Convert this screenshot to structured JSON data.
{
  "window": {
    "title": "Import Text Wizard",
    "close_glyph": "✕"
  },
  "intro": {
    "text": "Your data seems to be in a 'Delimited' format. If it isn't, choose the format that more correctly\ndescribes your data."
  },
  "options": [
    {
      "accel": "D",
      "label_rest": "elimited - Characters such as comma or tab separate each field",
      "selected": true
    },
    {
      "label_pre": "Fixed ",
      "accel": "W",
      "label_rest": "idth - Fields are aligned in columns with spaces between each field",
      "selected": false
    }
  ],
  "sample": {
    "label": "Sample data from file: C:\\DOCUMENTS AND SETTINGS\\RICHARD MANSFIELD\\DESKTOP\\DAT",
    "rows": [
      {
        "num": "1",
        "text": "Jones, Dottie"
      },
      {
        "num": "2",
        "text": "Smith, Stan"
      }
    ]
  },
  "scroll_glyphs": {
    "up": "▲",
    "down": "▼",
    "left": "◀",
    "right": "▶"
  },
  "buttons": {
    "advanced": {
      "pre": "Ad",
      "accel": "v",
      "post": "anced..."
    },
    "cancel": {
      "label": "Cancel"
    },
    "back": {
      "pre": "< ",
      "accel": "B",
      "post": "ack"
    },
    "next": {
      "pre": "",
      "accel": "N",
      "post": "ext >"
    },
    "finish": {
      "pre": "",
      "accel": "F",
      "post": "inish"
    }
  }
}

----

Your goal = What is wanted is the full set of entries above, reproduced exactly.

Exercise solution =
Convert this screenshot to structured JSON data.
{
  "window": {
    "title": "Import Text Wizard",
    "close_glyph": "✕"
  },
  "intro": {
    "text": "Your data seems to be in a 'Delimited' format. If it isn't, choose the format that more correctly\ndescribes your data."
  },
  "options": [
    {
      "accel": "D",
      "label_rest": "elimited - Characters such as comma or tab separate each field",
      "selected": true
    },
    {
      "label_pre": "Fixed ",
      "accel": "W",
      "label_rest": "idth - Fields are aligned in columns with spaces between each field",
      "selected": false
    }
  ],
  "sample": {
    "label": "Sample data from file: C:\\DOCUMENTS AND SETTINGS\\RICHARD MANSFIELD\\DESKTOP\\DAT",
    "rows": [
      {
        "num": "1",
        "text": "Jones, Dottie"
      },
      {
        "num": "2",
        "text": "Smith, Stan"
      }
    ]
  },
  "scroll_glyphs": {
    "up": "▲",
    "down": "▼",
    "left": "◀",
    "right": "▶"
  },
  "buttons": {
    "advanced": {
      "pre": "Ad",
      "accel": "v",
      "post": "anced..."
    },
    "cancel": {
      "label": "Cancel"
    },
    "back": {
      "pre": "< ",
      "accel": "B",
      "post": "ack"
    },
    "next": {
      "pre": "",
      "accel": "N",
      "post": "ext >"
    },
    "finish": {
      "pre": "",
      "accel": "F",
      "post": "inish"
    }
  }
}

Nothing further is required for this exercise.